Segment Start: Data shown

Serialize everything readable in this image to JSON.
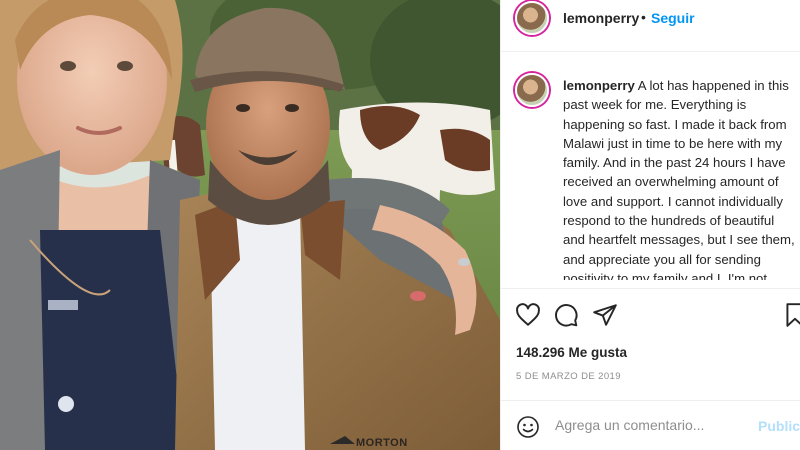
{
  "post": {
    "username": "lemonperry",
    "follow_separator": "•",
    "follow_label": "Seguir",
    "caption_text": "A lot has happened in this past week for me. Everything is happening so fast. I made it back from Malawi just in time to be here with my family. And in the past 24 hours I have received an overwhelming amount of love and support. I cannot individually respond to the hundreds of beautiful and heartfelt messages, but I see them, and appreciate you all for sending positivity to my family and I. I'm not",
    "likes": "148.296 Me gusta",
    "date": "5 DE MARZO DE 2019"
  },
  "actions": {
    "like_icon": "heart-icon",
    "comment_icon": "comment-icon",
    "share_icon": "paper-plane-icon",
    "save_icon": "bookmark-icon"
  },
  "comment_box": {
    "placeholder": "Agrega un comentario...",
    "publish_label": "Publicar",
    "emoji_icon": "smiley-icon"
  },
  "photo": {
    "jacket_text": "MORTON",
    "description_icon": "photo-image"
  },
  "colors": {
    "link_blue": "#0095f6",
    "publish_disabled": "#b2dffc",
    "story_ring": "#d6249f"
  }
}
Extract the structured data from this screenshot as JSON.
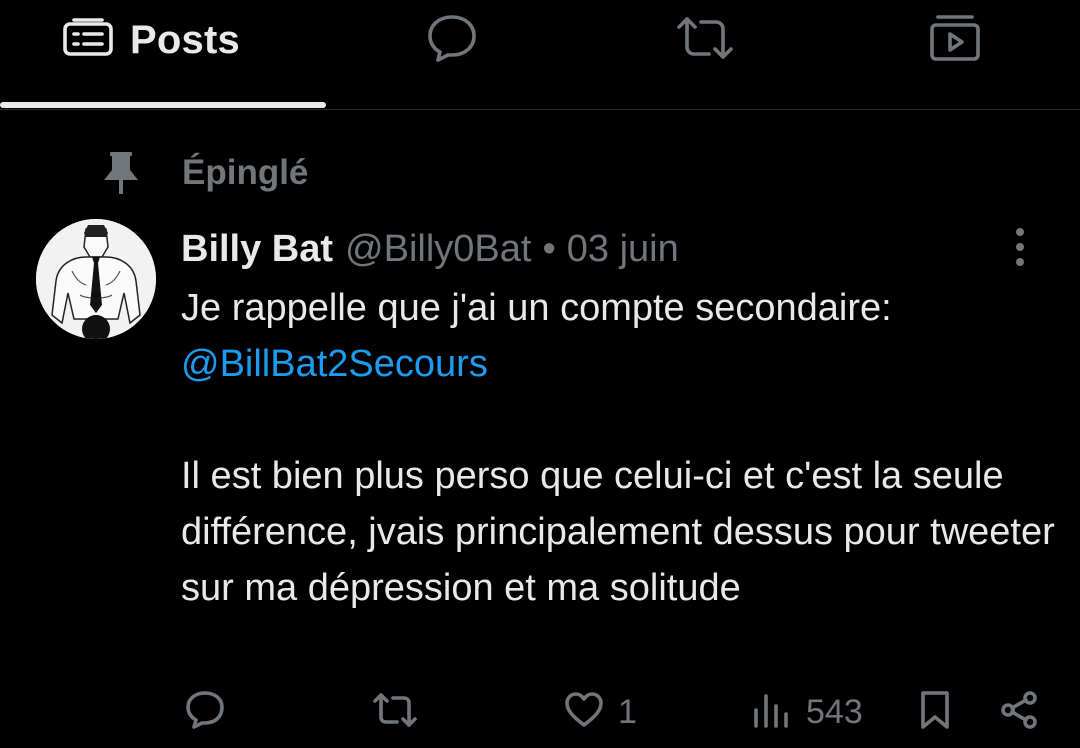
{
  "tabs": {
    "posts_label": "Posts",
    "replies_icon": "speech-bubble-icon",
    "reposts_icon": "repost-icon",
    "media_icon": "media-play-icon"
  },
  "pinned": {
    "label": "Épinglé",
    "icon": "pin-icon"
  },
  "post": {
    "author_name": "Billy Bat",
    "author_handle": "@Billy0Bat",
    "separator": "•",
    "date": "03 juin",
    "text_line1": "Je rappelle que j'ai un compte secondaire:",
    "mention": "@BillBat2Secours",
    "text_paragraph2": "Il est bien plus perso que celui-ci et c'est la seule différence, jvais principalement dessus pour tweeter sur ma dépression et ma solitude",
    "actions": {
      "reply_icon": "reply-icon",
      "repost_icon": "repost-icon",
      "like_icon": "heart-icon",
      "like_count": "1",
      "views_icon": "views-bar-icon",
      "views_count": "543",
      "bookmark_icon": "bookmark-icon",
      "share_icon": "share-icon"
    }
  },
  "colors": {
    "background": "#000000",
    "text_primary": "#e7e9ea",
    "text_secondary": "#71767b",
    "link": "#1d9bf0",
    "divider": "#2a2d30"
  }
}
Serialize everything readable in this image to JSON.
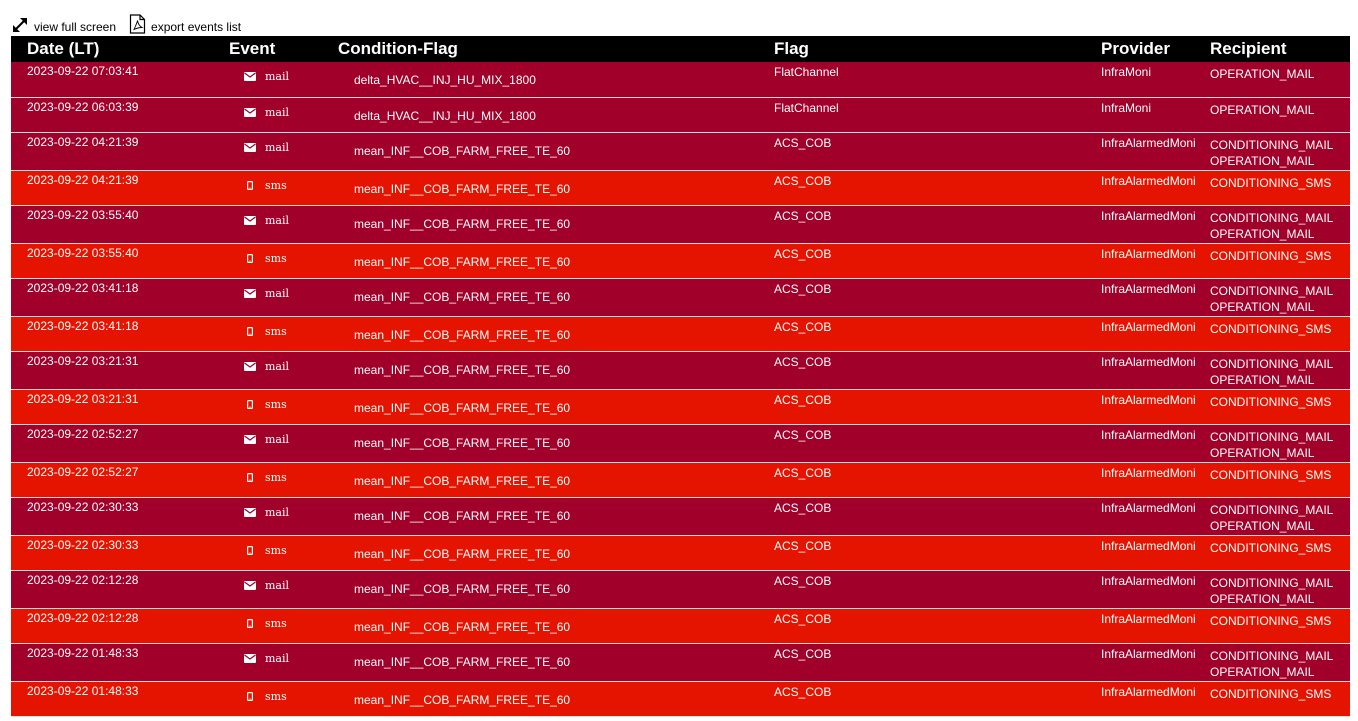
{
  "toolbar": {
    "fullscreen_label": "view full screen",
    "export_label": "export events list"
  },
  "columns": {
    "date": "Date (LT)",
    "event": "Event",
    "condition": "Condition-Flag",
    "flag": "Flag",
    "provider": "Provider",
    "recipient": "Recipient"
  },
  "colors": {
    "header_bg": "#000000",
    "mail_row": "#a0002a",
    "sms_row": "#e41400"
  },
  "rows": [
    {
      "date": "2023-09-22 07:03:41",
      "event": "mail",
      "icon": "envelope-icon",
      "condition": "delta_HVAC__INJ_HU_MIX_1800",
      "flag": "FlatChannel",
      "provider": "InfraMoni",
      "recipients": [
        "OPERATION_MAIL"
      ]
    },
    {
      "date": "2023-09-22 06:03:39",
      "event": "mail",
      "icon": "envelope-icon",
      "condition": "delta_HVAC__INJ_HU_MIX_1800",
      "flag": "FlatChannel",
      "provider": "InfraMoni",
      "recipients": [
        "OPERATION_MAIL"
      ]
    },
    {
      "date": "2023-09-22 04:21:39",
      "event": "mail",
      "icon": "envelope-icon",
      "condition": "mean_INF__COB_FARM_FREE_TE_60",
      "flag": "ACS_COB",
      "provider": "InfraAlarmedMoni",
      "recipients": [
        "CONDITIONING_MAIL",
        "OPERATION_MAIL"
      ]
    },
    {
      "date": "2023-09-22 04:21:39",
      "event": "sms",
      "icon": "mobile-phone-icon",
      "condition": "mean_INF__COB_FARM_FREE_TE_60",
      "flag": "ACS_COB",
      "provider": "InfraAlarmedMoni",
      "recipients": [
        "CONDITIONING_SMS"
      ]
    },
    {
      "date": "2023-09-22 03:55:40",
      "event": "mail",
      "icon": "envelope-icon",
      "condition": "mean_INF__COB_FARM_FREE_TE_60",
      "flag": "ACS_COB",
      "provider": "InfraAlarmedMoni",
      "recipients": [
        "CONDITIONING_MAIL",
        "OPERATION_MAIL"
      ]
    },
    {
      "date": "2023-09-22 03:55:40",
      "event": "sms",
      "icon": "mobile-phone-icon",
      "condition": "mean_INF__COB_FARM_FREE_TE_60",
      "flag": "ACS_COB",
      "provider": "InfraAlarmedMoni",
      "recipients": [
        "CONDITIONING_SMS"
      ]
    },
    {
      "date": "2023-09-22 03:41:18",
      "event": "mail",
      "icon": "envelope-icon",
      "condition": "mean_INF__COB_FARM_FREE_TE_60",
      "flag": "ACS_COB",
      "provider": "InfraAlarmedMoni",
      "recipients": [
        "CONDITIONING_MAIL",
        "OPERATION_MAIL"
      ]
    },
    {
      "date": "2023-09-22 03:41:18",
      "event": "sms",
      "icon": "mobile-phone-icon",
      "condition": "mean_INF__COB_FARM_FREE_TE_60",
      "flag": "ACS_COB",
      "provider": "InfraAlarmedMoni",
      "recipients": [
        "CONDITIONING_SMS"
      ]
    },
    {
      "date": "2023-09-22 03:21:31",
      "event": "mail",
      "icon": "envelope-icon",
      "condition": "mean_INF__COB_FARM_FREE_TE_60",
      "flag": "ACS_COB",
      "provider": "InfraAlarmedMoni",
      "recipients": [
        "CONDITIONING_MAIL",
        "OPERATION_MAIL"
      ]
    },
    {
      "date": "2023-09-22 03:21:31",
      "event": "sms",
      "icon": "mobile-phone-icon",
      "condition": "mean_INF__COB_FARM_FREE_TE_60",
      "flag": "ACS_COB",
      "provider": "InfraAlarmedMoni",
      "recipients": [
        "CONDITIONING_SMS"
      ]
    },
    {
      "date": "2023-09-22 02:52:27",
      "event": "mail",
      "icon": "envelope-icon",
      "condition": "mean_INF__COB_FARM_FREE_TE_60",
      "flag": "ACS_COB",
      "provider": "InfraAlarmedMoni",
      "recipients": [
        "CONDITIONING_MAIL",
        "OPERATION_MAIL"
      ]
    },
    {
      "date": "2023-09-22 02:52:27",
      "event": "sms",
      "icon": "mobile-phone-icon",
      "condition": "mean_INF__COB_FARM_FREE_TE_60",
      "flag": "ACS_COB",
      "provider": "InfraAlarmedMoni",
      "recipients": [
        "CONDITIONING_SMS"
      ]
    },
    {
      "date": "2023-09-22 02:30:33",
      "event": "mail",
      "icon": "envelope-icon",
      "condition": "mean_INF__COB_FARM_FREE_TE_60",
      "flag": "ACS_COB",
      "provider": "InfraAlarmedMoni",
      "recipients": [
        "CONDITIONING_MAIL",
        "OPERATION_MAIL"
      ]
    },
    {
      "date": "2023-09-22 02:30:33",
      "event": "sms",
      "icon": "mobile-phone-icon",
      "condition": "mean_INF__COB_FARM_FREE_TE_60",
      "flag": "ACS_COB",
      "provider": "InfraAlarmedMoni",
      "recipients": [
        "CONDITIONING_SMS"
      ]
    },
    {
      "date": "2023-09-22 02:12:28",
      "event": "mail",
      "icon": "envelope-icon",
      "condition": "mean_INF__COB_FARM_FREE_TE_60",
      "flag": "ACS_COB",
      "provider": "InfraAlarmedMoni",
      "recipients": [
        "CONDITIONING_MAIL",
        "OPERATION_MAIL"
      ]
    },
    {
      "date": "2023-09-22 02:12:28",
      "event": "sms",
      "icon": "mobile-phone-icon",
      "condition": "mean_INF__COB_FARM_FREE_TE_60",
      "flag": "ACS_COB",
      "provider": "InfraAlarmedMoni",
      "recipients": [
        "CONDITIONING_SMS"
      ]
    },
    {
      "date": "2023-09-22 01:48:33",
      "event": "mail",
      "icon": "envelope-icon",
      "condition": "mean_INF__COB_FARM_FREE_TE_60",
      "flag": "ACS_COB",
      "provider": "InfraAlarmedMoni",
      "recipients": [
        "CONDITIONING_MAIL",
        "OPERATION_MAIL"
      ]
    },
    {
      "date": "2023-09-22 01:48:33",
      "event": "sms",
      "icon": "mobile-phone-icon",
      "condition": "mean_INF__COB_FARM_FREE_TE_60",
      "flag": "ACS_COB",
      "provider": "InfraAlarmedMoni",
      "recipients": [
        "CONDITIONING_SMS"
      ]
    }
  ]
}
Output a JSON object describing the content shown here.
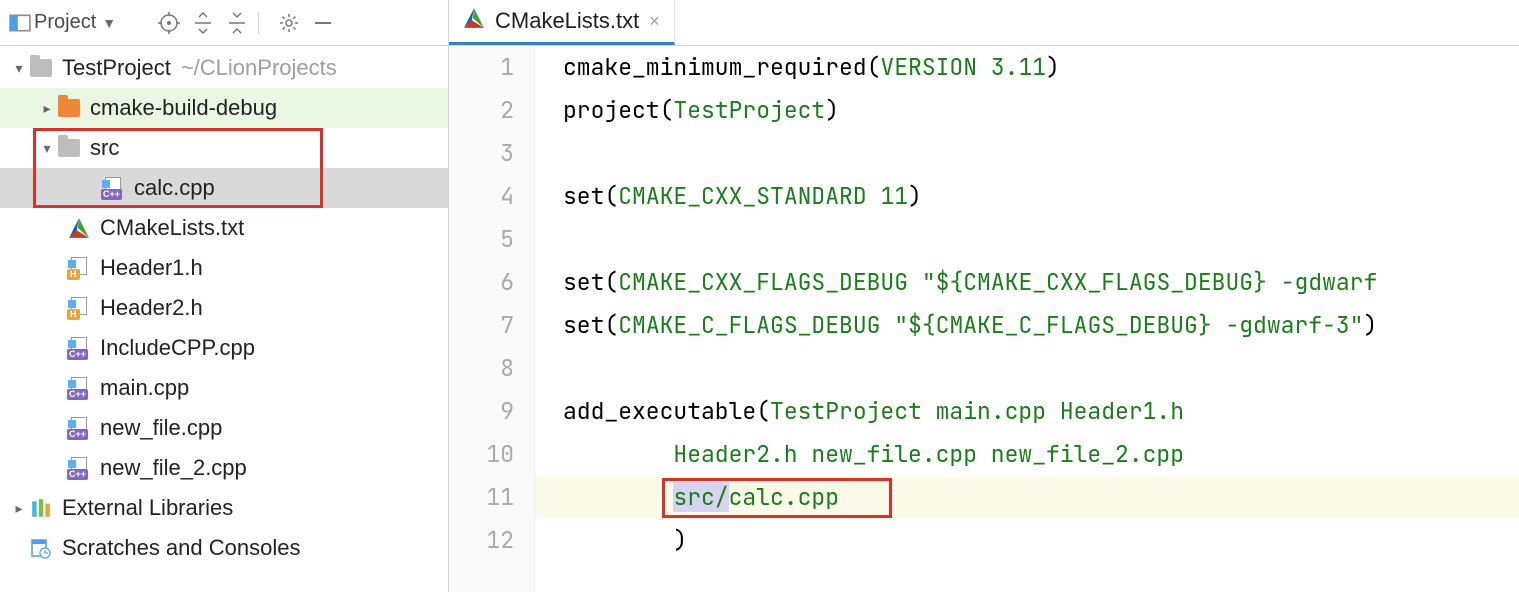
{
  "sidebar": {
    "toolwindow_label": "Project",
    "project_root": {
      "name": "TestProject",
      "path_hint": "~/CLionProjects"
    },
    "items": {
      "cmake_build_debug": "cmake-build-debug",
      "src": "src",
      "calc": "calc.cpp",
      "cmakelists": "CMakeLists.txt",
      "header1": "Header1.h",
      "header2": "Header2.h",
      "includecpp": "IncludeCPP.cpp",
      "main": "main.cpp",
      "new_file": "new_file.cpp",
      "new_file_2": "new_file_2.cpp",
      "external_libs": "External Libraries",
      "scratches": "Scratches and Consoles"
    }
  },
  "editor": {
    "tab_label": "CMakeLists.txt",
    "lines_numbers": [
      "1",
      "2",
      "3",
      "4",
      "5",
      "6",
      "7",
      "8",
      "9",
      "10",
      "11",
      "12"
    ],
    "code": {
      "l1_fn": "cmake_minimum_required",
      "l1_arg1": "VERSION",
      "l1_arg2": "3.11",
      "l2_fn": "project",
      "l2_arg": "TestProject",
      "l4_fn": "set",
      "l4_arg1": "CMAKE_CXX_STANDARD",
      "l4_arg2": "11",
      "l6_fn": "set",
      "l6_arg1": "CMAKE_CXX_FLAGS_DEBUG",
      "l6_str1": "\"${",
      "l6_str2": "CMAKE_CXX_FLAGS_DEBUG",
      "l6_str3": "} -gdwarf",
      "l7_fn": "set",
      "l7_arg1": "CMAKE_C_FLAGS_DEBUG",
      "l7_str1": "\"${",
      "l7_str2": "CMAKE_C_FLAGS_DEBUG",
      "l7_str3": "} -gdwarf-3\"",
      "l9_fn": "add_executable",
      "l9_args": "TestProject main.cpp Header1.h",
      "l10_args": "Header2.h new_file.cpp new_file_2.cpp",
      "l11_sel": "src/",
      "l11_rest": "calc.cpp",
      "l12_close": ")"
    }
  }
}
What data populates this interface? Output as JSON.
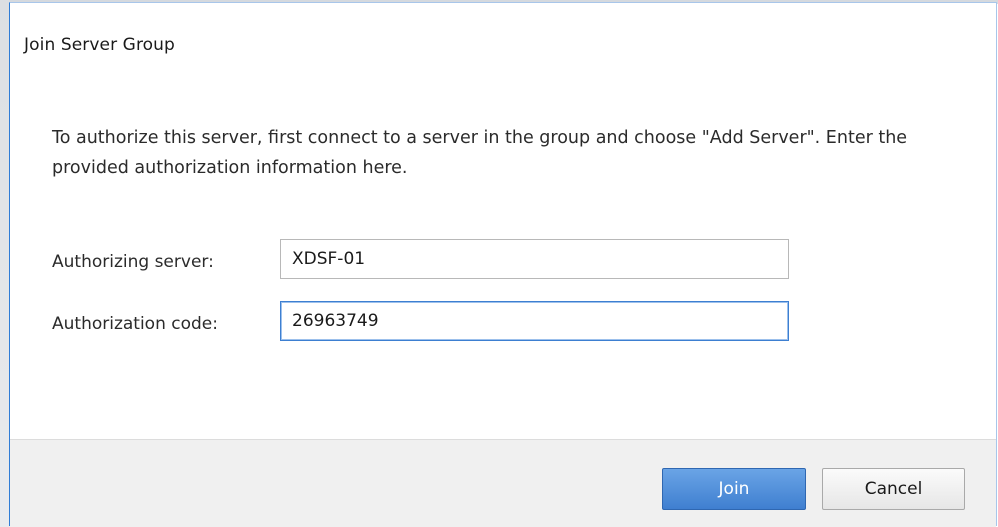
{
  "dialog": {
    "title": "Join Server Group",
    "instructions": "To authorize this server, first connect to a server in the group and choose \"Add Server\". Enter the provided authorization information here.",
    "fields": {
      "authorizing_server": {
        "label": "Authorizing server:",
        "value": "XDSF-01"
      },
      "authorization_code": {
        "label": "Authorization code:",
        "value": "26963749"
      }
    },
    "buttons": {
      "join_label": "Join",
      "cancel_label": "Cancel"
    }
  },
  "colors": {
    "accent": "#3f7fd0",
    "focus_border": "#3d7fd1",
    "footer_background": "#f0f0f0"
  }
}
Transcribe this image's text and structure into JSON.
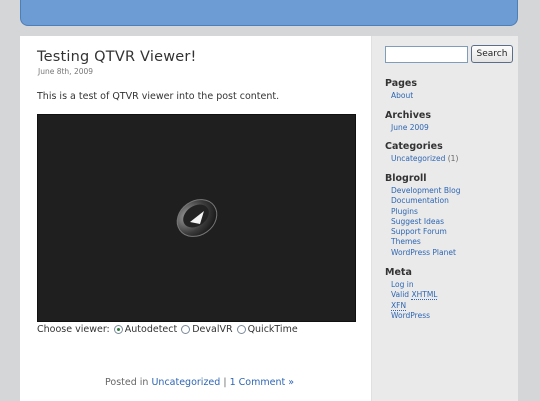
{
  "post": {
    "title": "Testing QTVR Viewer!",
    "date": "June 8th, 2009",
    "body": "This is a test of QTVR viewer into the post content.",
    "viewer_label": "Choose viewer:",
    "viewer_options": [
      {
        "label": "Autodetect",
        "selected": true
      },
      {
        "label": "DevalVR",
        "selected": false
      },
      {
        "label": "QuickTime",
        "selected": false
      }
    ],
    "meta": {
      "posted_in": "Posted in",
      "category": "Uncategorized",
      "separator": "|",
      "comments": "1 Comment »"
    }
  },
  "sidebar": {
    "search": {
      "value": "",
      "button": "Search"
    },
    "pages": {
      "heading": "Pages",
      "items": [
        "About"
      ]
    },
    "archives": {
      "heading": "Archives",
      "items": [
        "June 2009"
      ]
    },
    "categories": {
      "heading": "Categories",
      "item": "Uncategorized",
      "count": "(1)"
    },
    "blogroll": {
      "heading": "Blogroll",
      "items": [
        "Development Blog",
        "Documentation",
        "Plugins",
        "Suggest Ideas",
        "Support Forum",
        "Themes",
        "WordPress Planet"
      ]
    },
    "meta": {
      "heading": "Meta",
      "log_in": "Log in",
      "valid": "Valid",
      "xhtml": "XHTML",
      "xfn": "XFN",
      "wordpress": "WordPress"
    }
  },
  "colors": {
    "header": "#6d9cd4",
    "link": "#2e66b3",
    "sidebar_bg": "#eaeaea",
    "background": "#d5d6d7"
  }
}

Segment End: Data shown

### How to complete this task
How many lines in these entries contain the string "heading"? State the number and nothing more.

### Reply to the exercise
5